When basically the entire House Republican caucus voted for Paul Ryan’s budget, which includes a “plan” to destroy the very popular Medicare program and replace it with insufficient private vouchers, I couldn’t tell if they made such a terrible political move because they were so trapped in their own ideological bubble that they actually thought Americans wanted to eliminate Medicare, or they were so ideologically driven that they were determined to push radical right-wing social engineering despite it being highly unpopular.
Politico reports it is was mainly the latter. The Republicans were warned it was a horrible political move but did it anyway:
The poll numbers on the plan were so toxic — nearly as bad as those of President Barack Obama’s health reform bill at the nadir of its unpopularity — that staffers with the National Republican Congressional Committee warned leadership, “You might not want to go there” in a series of tense pre-vote meetings.
But go there Republicans did, en masse and with rhetorical gusto — transforming the political landscape for 2012, giving Democrats a new shot at life and forcing the GOP to suddenly shift from offense to defense.
This was a truly insane move. It is one thing to be willing to accept a political backlash as the price of pushing through big changes you think are important, but taking a politically toxic vote on a bill that has zero chance of becoming law is just absurd.
Normally, the Republican party taking a principled, unpopular vote that let the American people know what the GOP’s true goals are would at least gain them some respect from me and others for its honesty. But since they spent the entire 2010 campaign completely lying about their intention to “protect” Medicare from cuts, this vote just carries the extra politically toxic sting of also proving that House Republicans are dishonest and hypocritical.

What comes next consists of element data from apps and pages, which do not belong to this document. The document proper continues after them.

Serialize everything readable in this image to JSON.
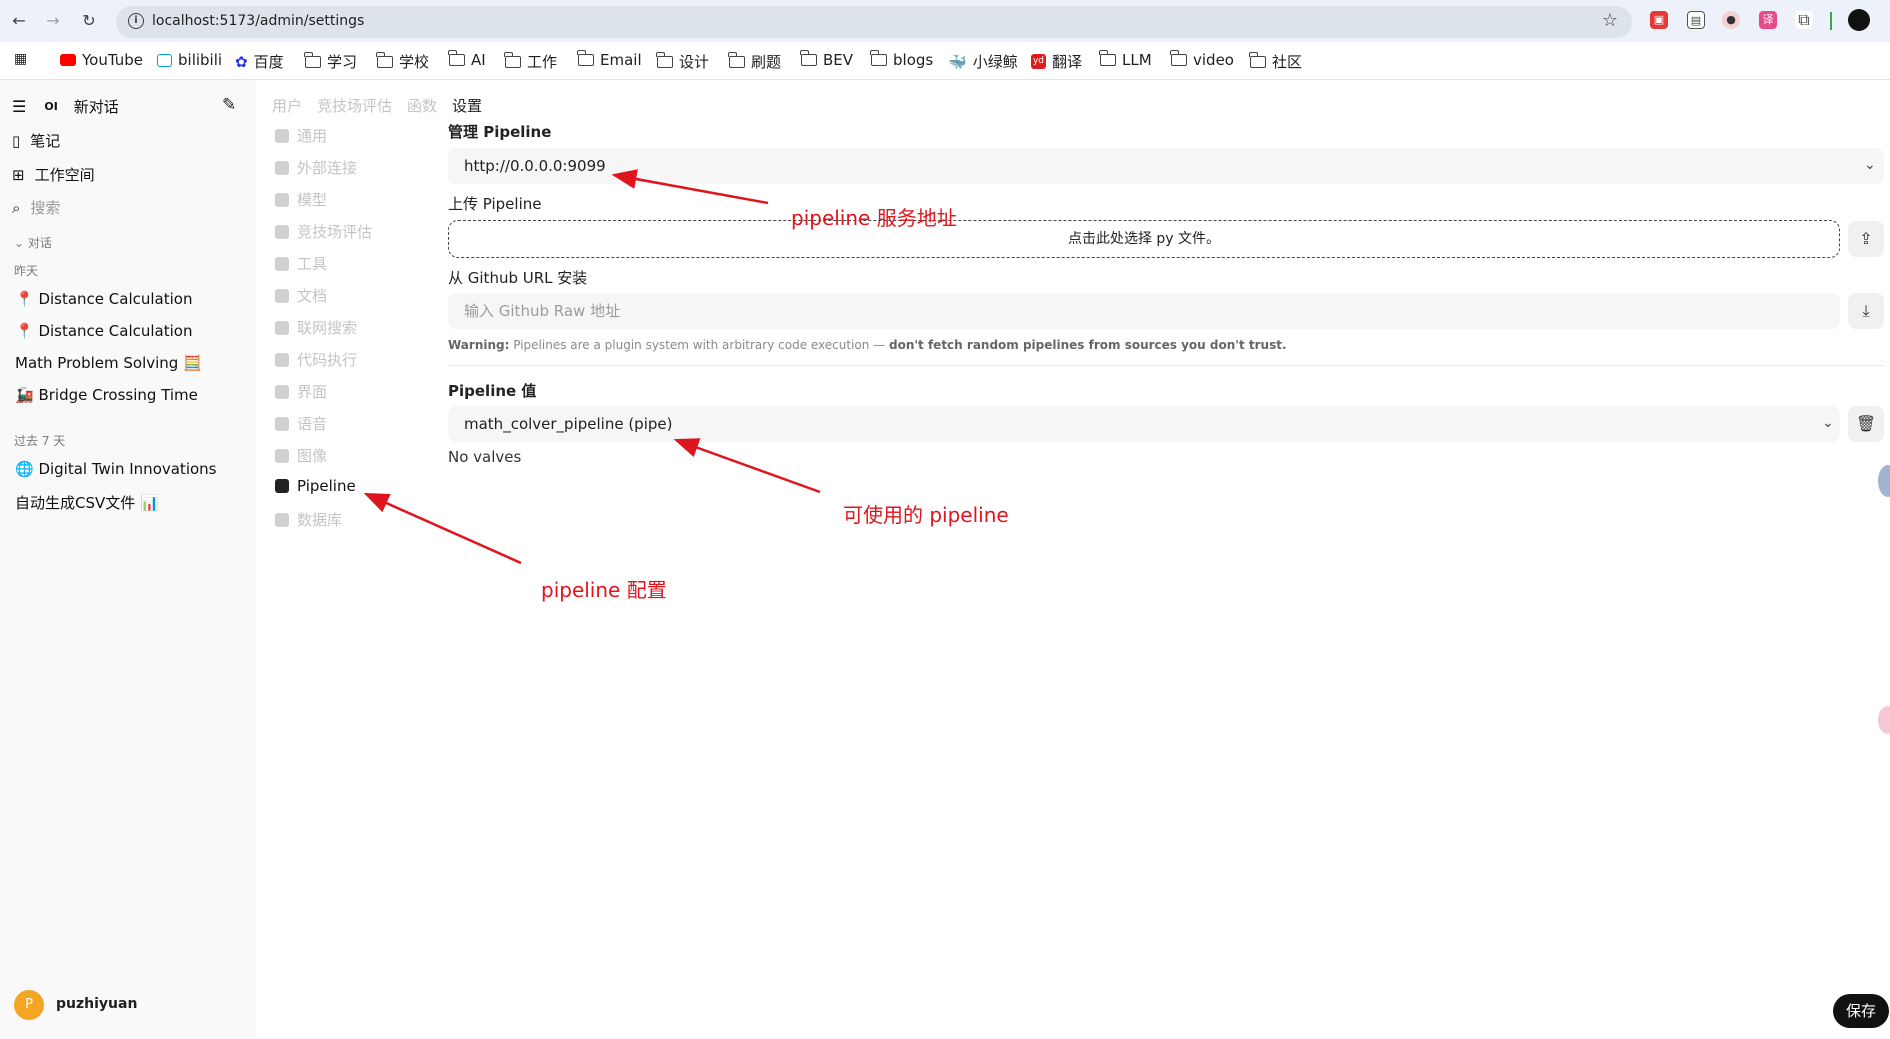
{
  "browser": {
    "url": "localhost:5173/admin/settings",
    "bookmarks": [
      "YouTube",
      "bilibili",
      "百度",
      "学习",
      "学校",
      "AI",
      "工作",
      "Email",
      "设计",
      "刷题",
      "BEV",
      "blogs",
      "小绿鲸",
      "翻译",
      "LLM",
      "video",
      "社区"
    ]
  },
  "sidebar": {
    "new_chat": "新对话",
    "logo": "OI",
    "notes": "笔记",
    "workspace": "工作空间",
    "search_placeholder": "搜索",
    "section_chats": "对话",
    "section_yesterday": "昨天",
    "yesterday_items": [
      "📍 Distance Calculation",
      "📍 Distance Calculation",
      "Math Problem Solving 🧮",
      "🚂 Bridge Crossing Time"
    ],
    "section_last7": "过去 7 天",
    "last7_items": [
      "🌐 Digital Twin Innovations",
      "自动生成CSV文件 📊"
    ],
    "user_initial": "P",
    "user_name": "puzhiyuan"
  },
  "top_tabs": [
    "用户",
    "竞技场评估",
    "函数",
    "设置"
  ],
  "settings_nav": [
    "通用",
    "外部连接",
    "模型",
    "竞技场评估",
    "工具",
    "文档",
    "联网搜索",
    "代码执行",
    "界面",
    "语音",
    "图像",
    "Pipeline",
    "数据库"
  ],
  "pipeline": {
    "manage_label": "管理 Pipeline",
    "manage_value": "http://0.0.0.0:9099",
    "upload_label": "上传 Pipeline",
    "upload_text": "点击此处选择 py 文件。",
    "github_label": "从 Github URL 安装",
    "github_placeholder": "输入 Github Raw 地址",
    "warning_prefix": "Warning:",
    "warning_text": " Pipelines are a plugin system with arbitrary code execution — ",
    "warning_bold": "don't fetch random pipelines from sources you don't trust.",
    "values_label": "Pipeline 值",
    "values_selected": "math_colver_pipeline (pipe)",
    "no_valves": "No valves"
  },
  "annotations": {
    "server": "pipeline 服务地址",
    "available": "可使用的 pipeline",
    "config": "pipeline 配置"
  },
  "save_label": "保存",
  "colors": {
    "annotation": "#e0141c",
    "accent": "#111111",
    "avatar": "#f5a524"
  }
}
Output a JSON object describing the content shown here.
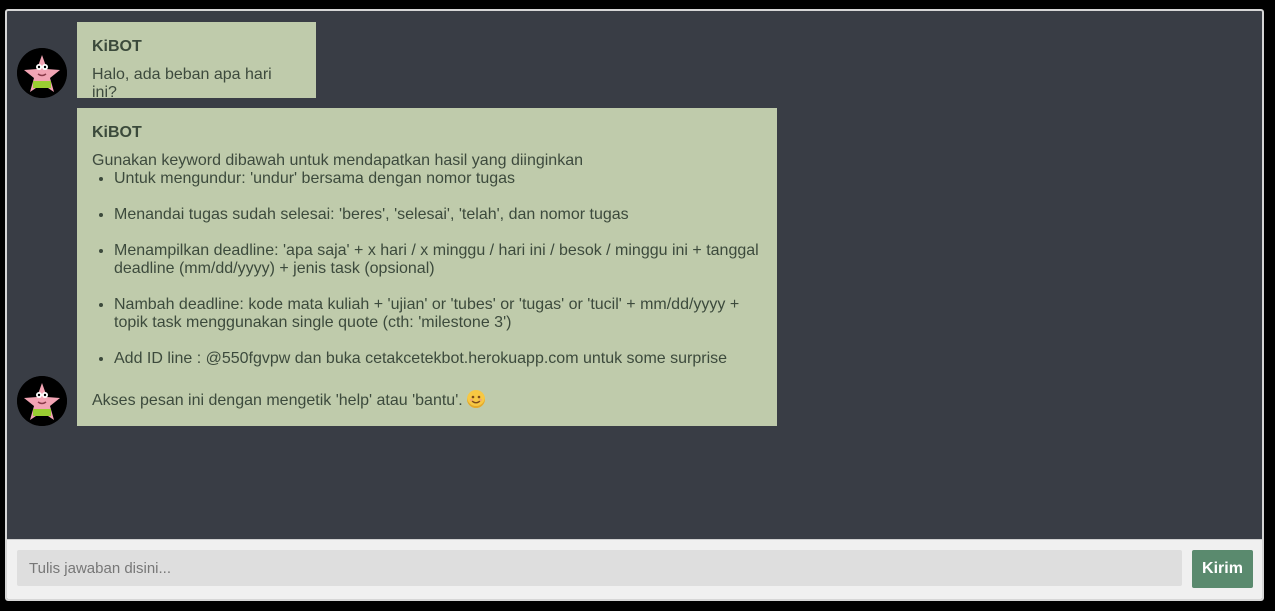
{
  "chat": {
    "messages": [
      {
        "sender": "KiBOT",
        "text": "Halo, ada beban apa hari ini?"
      },
      {
        "sender": "KiBOT",
        "intro": "Gunakan keyword dibawah untuk mendapatkan hasil yang diinginkan",
        "items": [
          "Untuk mengundur: 'undur' bersama dengan nomor tugas",
          "Menandai tugas sudah selesai: 'beres', 'selesai', 'telah', dan nomor tugas",
          "Menampilkan deadline: 'apa saja' + x hari / x minggu / hari ini / besok / minggu ini + tanggal deadline (mm/dd/yyyy) + jenis task (opsional)",
          "Nambah deadline: kode mata kuliah + 'ujian' or 'tubes' or 'tugas' or 'tucil' + mm/dd/yyyy + topik task menggunakan single quote (cth: 'milestone 3')",
          "Add ID line : @550fgvpw dan buka cetakcetekbot.herokuapp.com untuk some surprise"
        ],
        "footer": "Akses pesan ini dengan mengetik 'help' atau 'bantu'."
      }
    ]
  },
  "input": {
    "placeholder": "Tulis jawaban disini...",
    "send_label": "Kirim"
  },
  "colors": {
    "background": "#393d45",
    "bubble": "#bfcbab",
    "send_button": "#5a8a6e"
  },
  "icons": {
    "avatar": "patrick-star-avatar",
    "emoji": "smiling-face-emoji"
  }
}
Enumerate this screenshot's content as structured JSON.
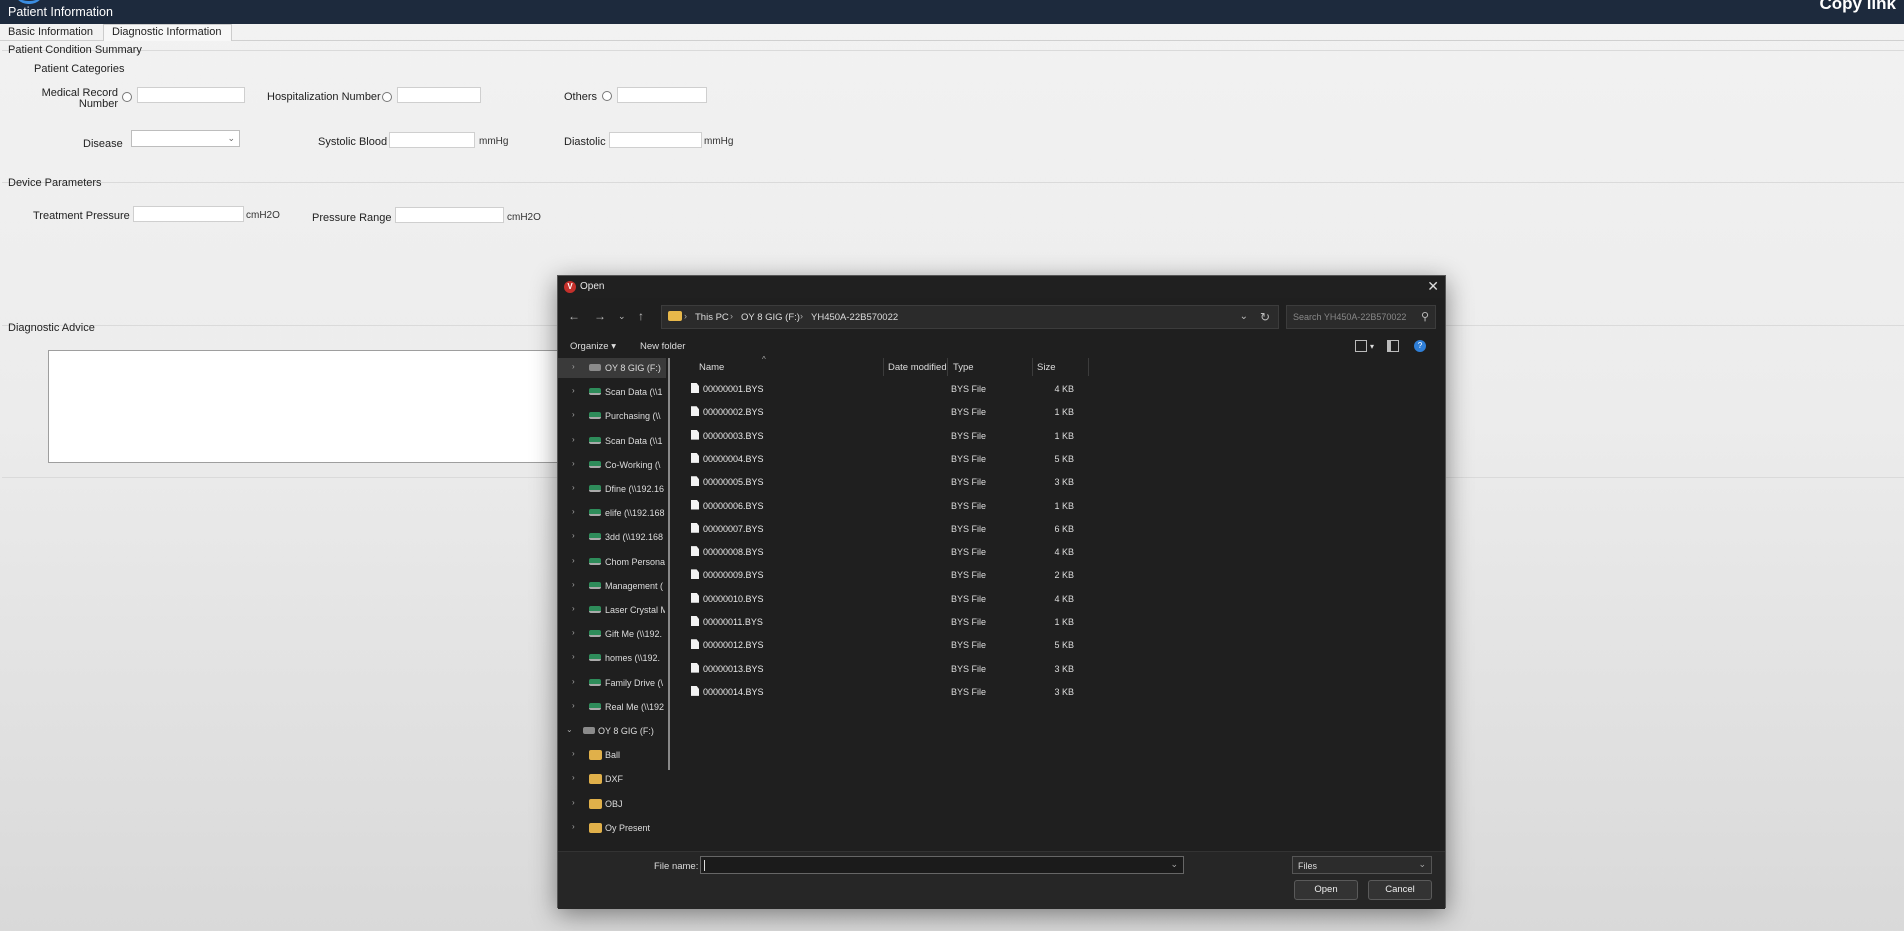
{
  "app": {
    "title": "Patient Information",
    "copy_link": "Copy link"
  },
  "tabs": [
    {
      "label": "Basic Information"
    },
    {
      "label": "Diagnostic Information"
    }
  ],
  "condition_summary": {
    "title": "Patient Condition Summary",
    "categories_label": "Patient Categories",
    "medical_record_label_1": "Medical Record",
    "medical_record_label_2": "Number",
    "hospitalization_label": "Hospitalization Number",
    "others_label": "Others",
    "disease_label": "Disease",
    "systolic_label": "Systolic Blood",
    "systolic_unit": "mmHg",
    "diastolic_label": "Diastolic",
    "diastolic_unit": "mmHg"
  },
  "device_parameters": {
    "title": "Device Parameters",
    "treatment_label": "Treatment Pressure",
    "treatment_unit": "cmH2O",
    "range_label": "Pressure Range",
    "range_unit": "cmH2O"
  },
  "diagnostic_advice": {
    "title": "Diagnostic Advice"
  },
  "dialog": {
    "title": "Open",
    "app_icon_letter": "V",
    "breadcrumb": [
      "This PC",
      "OY 8 GIG (F:)",
      "YH450A-22B570022"
    ],
    "search_placeholder": "Search YH450A-22B570022",
    "toolbar": {
      "organize": "Organize",
      "new_folder": "New folder"
    },
    "nav_items": [
      {
        "label": "OY 8 GIG (F:)",
        "kind": "usb-sub",
        "selected": true
      },
      {
        "label": "Scan Data (\\\\1",
        "kind": "drive"
      },
      {
        "label": "Purchasing (\\\\",
        "kind": "drive"
      },
      {
        "label": "Scan Data (\\\\1",
        "kind": "drive"
      },
      {
        "label": "Co-Working (\\",
        "kind": "drive"
      },
      {
        "label": "Dfine (\\\\192.16",
        "kind": "drive"
      },
      {
        "label": "elife (\\\\192.168",
        "kind": "drive"
      },
      {
        "label": "3dd (\\\\192.168",
        "kind": "drive"
      },
      {
        "label": "Chom Persona",
        "kind": "drive"
      },
      {
        "label": "Management (",
        "kind": "drive"
      },
      {
        "label": "Laser Crystal M",
        "kind": "drive"
      },
      {
        "label": "Gift Me (\\\\192.",
        "kind": "drive"
      },
      {
        "label": "homes (\\\\192.",
        "kind": "drive"
      },
      {
        "label": "Family Drive (\\",
        "kind": "drive"
      },
      {
        "label": "Real Me (\\\\192",
        "kind": "drive"
      },
      {
        "label": "OY 8 GIG (F:)",
        "kind": "usb"
      },
      {
        "label": "Ball",
        "kind": "folder"
      },
      {
        "label": "DXF",
        "kind": "folder"
      },
      {
        "label": "OBJ",
        "kind": "folder"
      },
      {
        "label": "Oy Present",
        "kind": "folder"
      }
    ],
    "columns": {
      "name": "Name",
      "date": "Date modified",
      "type": "Type",
      "size": "Size"
    },
    "files": [
      {
        "name": "00000001.BYS",
        "type": "BYS File",
        "size": "4 KB"
      },
      {
        "name": "00000002.BYS",
        "type": "BYS File",
        "size": "1 KB"
      },
      {
        "name": "00000003.BYS",
        "type": "BYS File",
        "size": "1 KB"
      },
      {
        "name": "00000004.BYS",
        "type": "BYS File",
        "size": "5 KB"
      },
      {
        "name": "00000005.BYS",
        "type": "BYS File",
        "size": "3 KB"
      },
      {
        "name": "00000006.BYS",
        "type": "BYS File",
        "size": "1 KB"
      },
      {
        "name": "00000007.BYS",
        "type": "BYS File",
        "size": "6 KB"
      },
      {
        "name": "00000008.BYS",
        "type": "BYS File",
        "size": "4 KB"
      },
      {
        "name": "00000009.BYS",
        "type": "BYS File",
        "size": "2 KB"
      },
      {
        "name": "00000010.BYS",
        "type": "BYS File",
        "size": "4 KB"
      },
      {
        "name": "00000011.BYS",
        "type": "BYS File",
        "size": "1 KB"
      },
      {
        "name": "00000012.BYS",
        "type": "BYS File",
        "size": "5 KB"
      },
      {
        "name": "00000013.BYS",
        "type": "BYS File",
        "size": "3 KB"
      },
      {
        "name": "00000014.BYS",
        "type": "BYS File",
        "size": "3 KB"
      }
    ],
    "footer": {
      "file_name_label": "File name:",
      "file_name_value": "",
      "filter_value": "Files",
      "open_label": "Open",
      "cancel_label": "Cancel"
    }
  }
}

The fact that over 200 professional politicians would make such an worthless and politically toxic move is truly mind boggling.